Second, by using arbitration as the principal mode of dispute resolution, investors avoid the possibility of bias that may colour proceedings before national courts where judges may be reluctant to make rulings against the State.

When BITs were conceived, the idea was that it would promote investment in countries that sign them. But despite use over 20 years, there is still no conclusive evidence that investors base their investment decision in any particular country on whether or not it has signed a BIT. More recently, there has been a ‘backlash’ against the idea of investor-State arbitration, particularly from developing countries.

Investor-State arbitrations are usually adjudicated before a small group of around 25 well-known arbitrators, often behind closed doors. They routinely involve large payouts by the host country. So, the arbitrators have a vested interest in the success of the regime, and interpret indeterminate norms under the BIT in favour of the investor.

More recently, the regime has come under criticism from developed countries as well, who argue that the rights granted to investors under BITs limit their ability to regulate on public interest grounds. Germany was met with claims by foreign investors upon closing nuclear plants after the Fukushima disaster in Japan. Australia was sued by foreign investors after it introduced plain packaging requirements for cigarette boxes to discourage smoking.

Even where the claim was ultimately dismissed, defending the claim involved large expenses of taxpayer money and had a chilling effect on the regulatory activity of the concerned country. Overall, the investor-State dispute mechanism remains far from satisfactory.

India has a faced a number of claims from foreign investors over the years under the BIT regime. It is presently engaged in over 20 investor-State disputes, with a number of them revolving around retrospective tax claims. If India loses these disputes, it faces a potential payout of millions of dollars from taxpayer money. GoI has allowed a number of existing BITs to lapse. The proposal to introduce a new law to safeguard foreign investors is part of such rethink.

The chance to formulate a new law for investment protection will enable India to balance its own development needs with those of the investor.

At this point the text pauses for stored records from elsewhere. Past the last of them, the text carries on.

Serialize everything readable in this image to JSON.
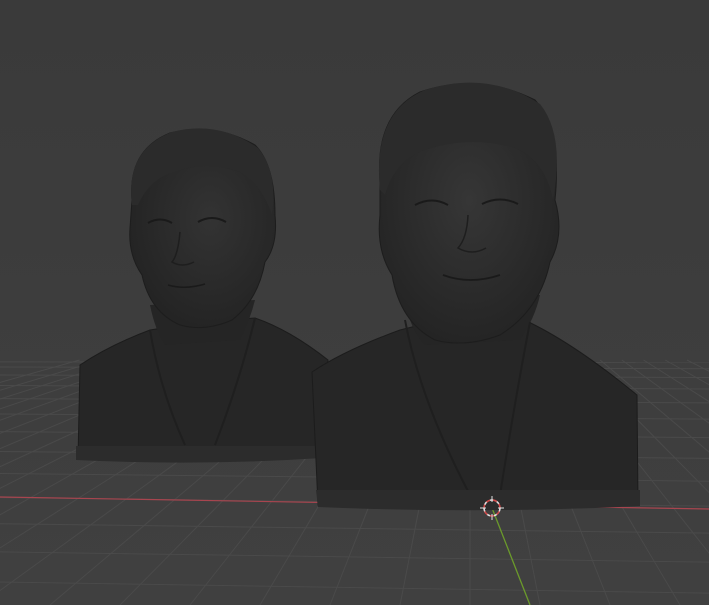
{
  "viewport": {
    "mode": "3d-viewport",
    "shading": "solid",
    "background_color": "#3d3d3d",
    "grid_color": "#4a4a4a",
    "x_axis_color": "#a8454f",
    "y_axis_color": "#6b9a2b",
    "cursor_color": "#d04a4a"
  },
  "objects": [
    {
      "id": "bust-left",
      "type": "bust-mesh",
      "color": "#2a2a2a"
    },
    {
      "id": "bust-right",
      "type": "bust-mesh",
      "color": "#2a2a2a"
    }
  ],
  "cursor": {
    "icon": "3d-cursor-icon"
  }
}
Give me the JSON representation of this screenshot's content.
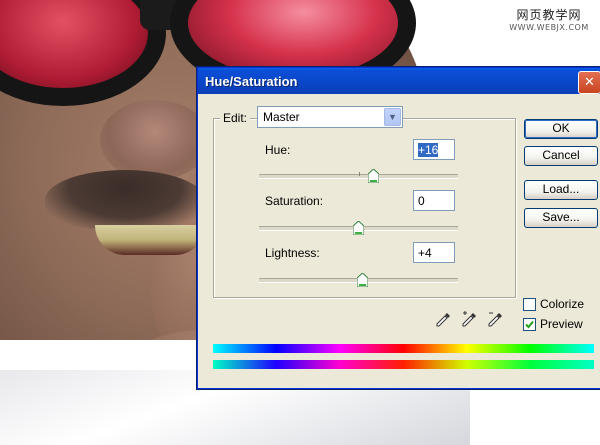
{
  "watermark": {
    "site_cn": "网页教学网",
    "site_url": "WWW.WEBJX.COM"
  },
  "dialog": {
    "title": "Hue/Saturation",
    "close_glyph": "✕",
    "edit": {
      "label": "Edit:",
      "selected": "Master"
    },
    "fields": {
      "hue": {
        "label": "Hue:",
        "value": "+16",
        "slider_fraction": 0.575
      },
      "saturation": {
        "label": "Saturation:",
        "value": "0",
        "slider_fraction": 0.5
      },
      "lightness": {
        "label": "Lightness:",
        "value": "+4",
        "slider_fraction": 0.52
      }
    },
    "buttons": {
      "ok": "OK",
      "cancel": "Cancel",
      "load": "Load...",
      "save": "Save..."
    },
    "checkboxes": {
      "colorize": {
        "label": "Colorize",
        "checked": false
      },
      "preview": {
        "label": "Preview",
        "checked": true
      }
    },
    "eyedroppers": [
      "eyedropper-icon",
      "eyedropper-plus-icon",
      "eyedropper-minus-icon"
    ]
  }
}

It will also be an opportunity to bring muchneeded changes in terms of transparency of the decision process, etc. However, in rethinking the regime, India must be careful not throw out the proverbial baby with the bathwater.

The proposal reportedly envisages dedicated benches within existing high courts or the National Company Law Tribunal (NCLT) to decide investment disputes. However, with backlogs in the judicial system, this may not be prudent. In the 2011‘White Industries vs India’ case, an arbitral tribunal found India guilty of breaching India-Australia BIT norms because the Indian judicial system had been unable to adjudicate the investor’s jurisdictional claim for over nine years.

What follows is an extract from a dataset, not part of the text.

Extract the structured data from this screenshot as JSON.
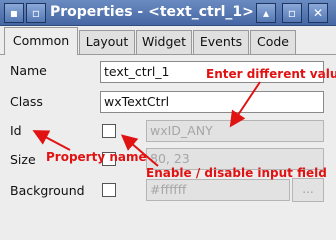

One of the most attractive features of the current investor-State dispute regime is the possibility to approach ‘neutral’ adjudicators, well-versed in international investment law, who render a relatively quick resolution of the dispute. In reforming the system, India must be careful to not introduce provisions that further discourage foreign investment into the country.


 source: The Economic Times